Now, your “mileage might vary,” as the saying goes, and you might be of the opinion that the good doctor just likes to gross people out, and the fluffy, intellectual verbiage justifying his exhibit is merely an excuse to disguise his true goals. Regardless, the Disgusting Food Museum grew popular in Sweden, so much so that the decide to team up with the A+D Architecture and Design Museum, along with Special Entertainment Events, to bring the display to Los Angeles until February 17th.

What’s at the Disgusting Food Museum?

In short, “80 of the world’s most disgusting foods,” put on display for you to gawk at, and, presumably, be disgusted by. Some “choice eats” from the collection include:

Stinky Tofu — A malodorous form of fermented tofu from China. Generally produced in a brine made from fermented milk, vegetables, and meat, then eaten with chili or soy sauce.
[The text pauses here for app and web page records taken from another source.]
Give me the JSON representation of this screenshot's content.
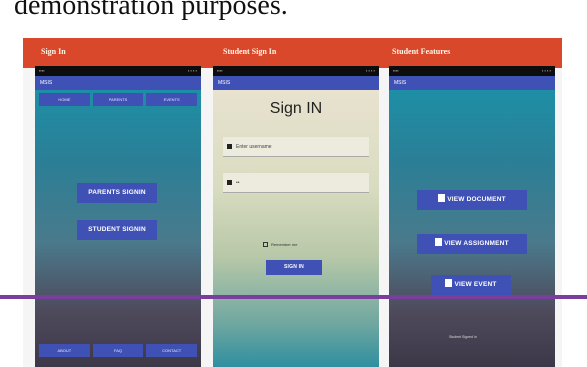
{
  "caption": "demonstration purposes.",
  "columns": {
    "sign_in": "Sign In",
    "student_sign_in": "Student Sign In",
    "student_features": "Student Features"
  },
  "phone1": {
    "appbar_title": "MSIS",
    "top_tabs": [
      "HOME",
      "PARENTS",
      "EVENTS"
    ],
    "parents_signin": "PARENTS SIGNIN",
    "student_signin": "STUDENT SIGNIN",
    "bottom_tabs": [
      "ABOUT",
      "FAQ",
      "CONTACT"
    ]
  },
  "phone2": {
    "appbar_title": "MSIS",
    "heading": "Sign IN",
    "username_placeholder": "Enter username",
    "password_placeholder": "••",
    "remember": "Remember me",
    "signin_button": "SIGN IN"
  },
  "phone3": {
    "appbar_title": "MSIS",
    "view_document": "VIEW DOCUMENT",
    "view_assignment": "VIEW ASSIGNMENT",
    "view_event": "VIEW EVENT",
    "footer": "Student Signed In"
  },
  "colors": {
    "header": "#d9482b",
    "primary": "#3f51b5",
    "divider": "#7a3e9d"
  }
}
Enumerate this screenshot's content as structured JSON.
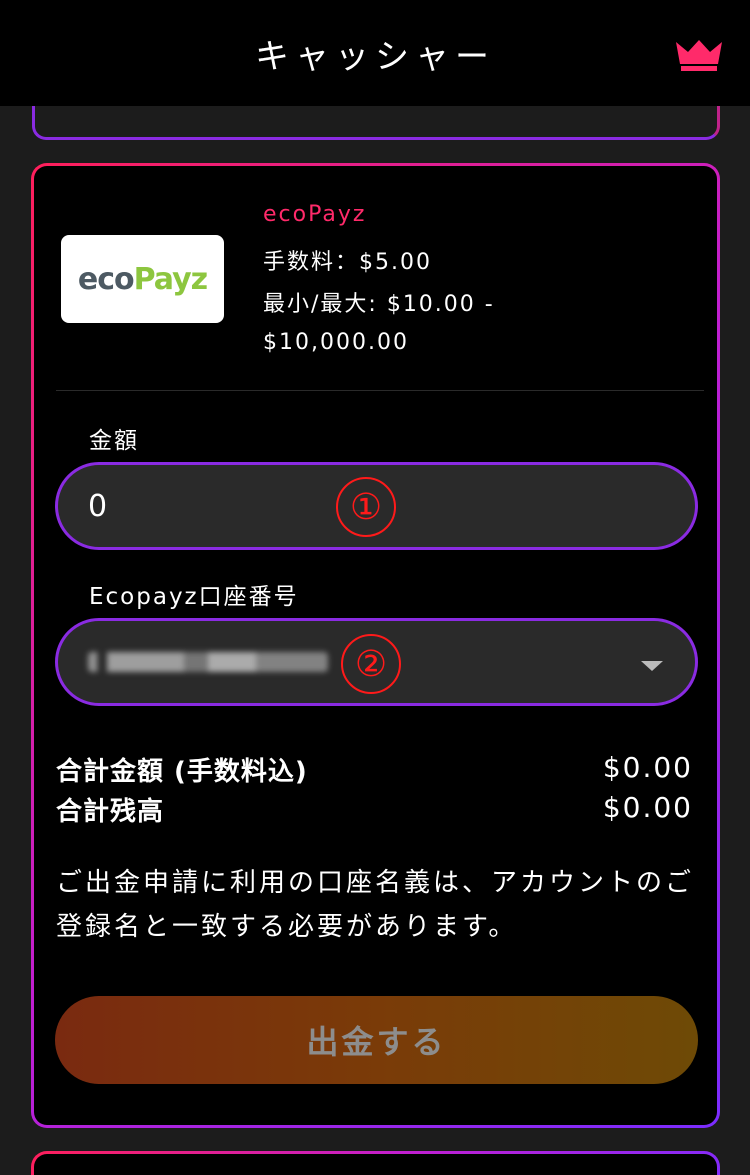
{
  "header": {
    "title": "キャッシャー",
    "crown_icon": "crown-icon",
    "accent": "#ff2a6a"
  },
  "method": {
    "logo_text_left": "eco",
    "logo_text_right": "Payz",
    "name": "ecoPayz",
    "fee": "手数料：$5.00",
    "range": "最小/最大: $10.00 - $10,000.00"
  },
  "form": {
    "amount_label": "金額",
    "amount_value": "0",
    "account_label": "Ecopayz口座番号",
    "marker_1": "①",
    "marker_2": "②"
  },
  "summary": {
    "total_label": "合計金額 (手数料込)",
    "total_value": "$0.00",
    "balance_label": "合計残高",
    "balance_value": "$0.00"
  },
  "notice": "ご出金申請に利用の口座名義は、アカウントのご登録名と一致する必要があります。",
  "submit_label": "出金する"
}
The taste, by some, has been compared to rotten meat.

Baby Mouse Wine — Another Chinese delight, baby mouse wine (like the name suggests) is a kind of rice wine that contains drowned baby mice. The mice can be no older than three days, and each bottle can contain dozens of mice. They say there’s a potential the mice could contaminate the drink if they aren’t collected properly (who would have guessed?) and this supposed health tonic is imbibed for medicinal purposes in both China and Korea.

Casu Marzu — Making cheese from sheep milk might not strike you as super strange, but allowing that cheese to become infested with living insect larvae and decompose probably will. That’s right, Casu Marzu is maggot cheese, soft, near-liquid maggot cheese. Sardinian casu marzu experts claim the cheese is only safe to eat when the maggots die inside the cheese, and since said maggots can leap up to 6 inches from the cheese when you disturb them, you have to hold up a hand to block them. As you might imagine, health concerns (such as the fact that ingesting maggots can lead to them surviving in the intestine, causing pseudomyiasis) have cause the European Union to place a ban on this particular dish, driving it into the black market.
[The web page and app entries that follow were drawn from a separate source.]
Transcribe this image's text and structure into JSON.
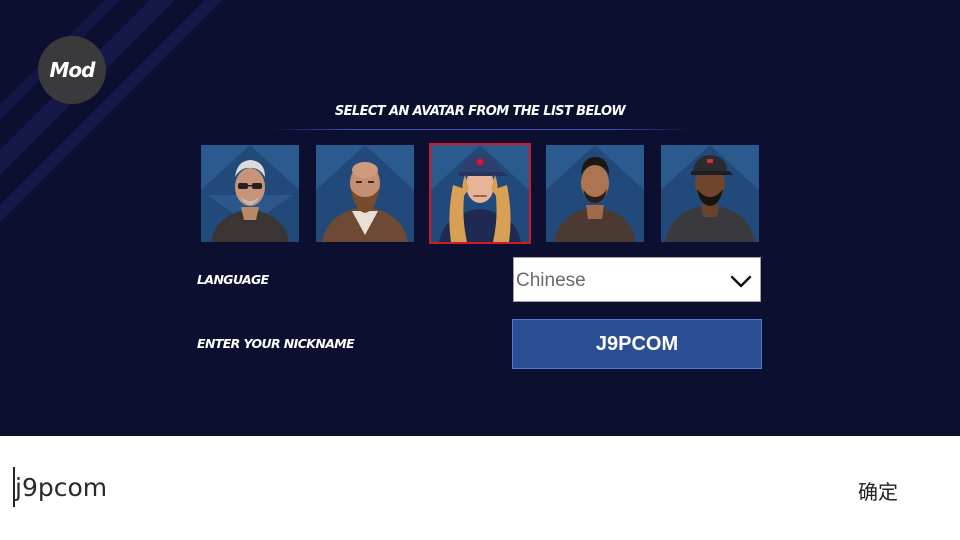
{
  "app": {
    "mod_badge": "Mod",
    "heading": "SELECT AN AVATAR FROM THE LIST BELOW"
  },
  "avatars": [
    {
      "name": "avatar-old-man-glasses",
      "selected": false
    },
    {
      "name": "avatar-bald-bearded-man",
      "selected": false
    },
    {
      "name": "avatar-woman-cap",
      "selected": true
    },
    {
      "name": "avatar-young-man",
      "selected": false
    },
    {
      "name": "avatar-man-cap",
      "selected": false
    }
  ],
  "form": {
    "language_label": "LANGUAGE",
    "language_value": "Chinese",
    "nickname_label": "ENTER YOUR NICKNAME",
    "nickname_value": "J9PCOM"
  },
  "keyboard_bar": {
    "input_text": "j9pcom",
    "confirm_label": "确定"
  },
  "colors": {
    "background": "#0c0f30",
    "selected_border": "#d21a22",
    "nickname_box": "#2a4f94"
  },
  "icons": {
    "dropdown": "chevron-down-icon"
  }
}
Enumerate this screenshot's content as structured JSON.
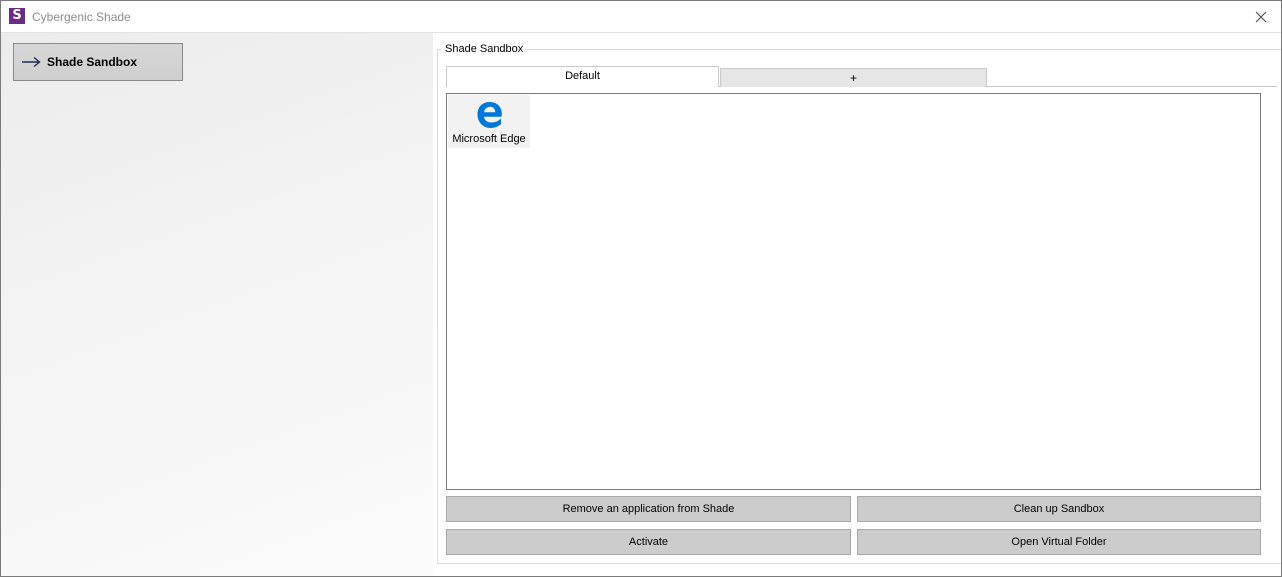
{
  "window": {
    "title": "Cybergenic Shade",
    "app_icon_letter": "S",
    "app_icon_color": "#6b2c86",
    "close_icon": "close-icon"
  },
  "sidebar": {
    "items": [
      {
        "label": "Shade Sandbox",
        "icon": "arrow-right-icon",
        "selected": true
      }
    ]
  },
  "main": {
    "group_label": "Shade Sandbox",
    "tabs": [
      {
        "label": "Default",
        "active": true
      },
      {
        "label": "+",
        "active": false
      }
    ],
    "applications": [
      {
        "name": "Microsoft Edge",
        "icon": "microsoft-edge-icon",
        "icon_color": "#0078d7"
      }
    ],
    "buttons": {
      "remove": "Remove an application from Shade",
      "clean": "Clean up Sandbox",
      "activate": "Activate",
      "open_folder": "Open Virtual Folder"
    }
  }
}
Surströmming — It wouldn’t be fair for the Swedes to show off all these disgusting meals from other countries without including one from their own. Surströmming, also known as sour herring, is herring (a normally delicious fish) that has been “plucked out of the Baltic Sea” before being allowed to stew in its own bacteria for months at a time. A bit of salt is used to keep the raw fish meat from rotting (charming) and the end result is an epically putrid, canned concoction with an acidic taste.

And if you believe any of Dr. Failure’s justification for wanting to explore the idea of disgust, you might also learn a bit about the human condition while you’re at the Disgusting Food Museum. Disgust, it turns out, is a fundamental human emotion, an evolutionary adaptation to “help us avoid disease and unsafe food.” As the museum points out, though, what one person finds disgusting, another may find delectable. They’re hoping that getting people to change their ideas about what’s disgusting could help society at large embrace the “environmentally sustainable foods of the future,” such as insects and lab-grown meat.

You might not be sure if they’ll succeed in that goal, but one thing that have done is put together an interesting exhibit and a hearty challenge with which to test yourself. Do you have the stomach to tour the Disgusting Food Museum? Are you brave enough to smell and even taste some of these unusual foods? If so, then you know what to do. Check out the Special Entertainment Events page, where you can find out what days the exhibit is open and purchase tickets, then head on down and test your mettle against the world’s most disgusting food.

Here’s a Quick Palate Cleanser: The Beautiful Downtown Los Angeles Apartments

One thing that everyone can agree is not disgusting is the beauty of buildings like Eighth & Grand. These stunning apartments, located in Los Angeles’ downtown heart, are representative of the city’s continued evolution into something more than it’s ever been before, a new way of life crafted for comfort and convenience. Looking to get in on this luxurious lifestyle? Behold the wonders of Eighth & Grand, and drop us a line to make one of these fabulous residences yours.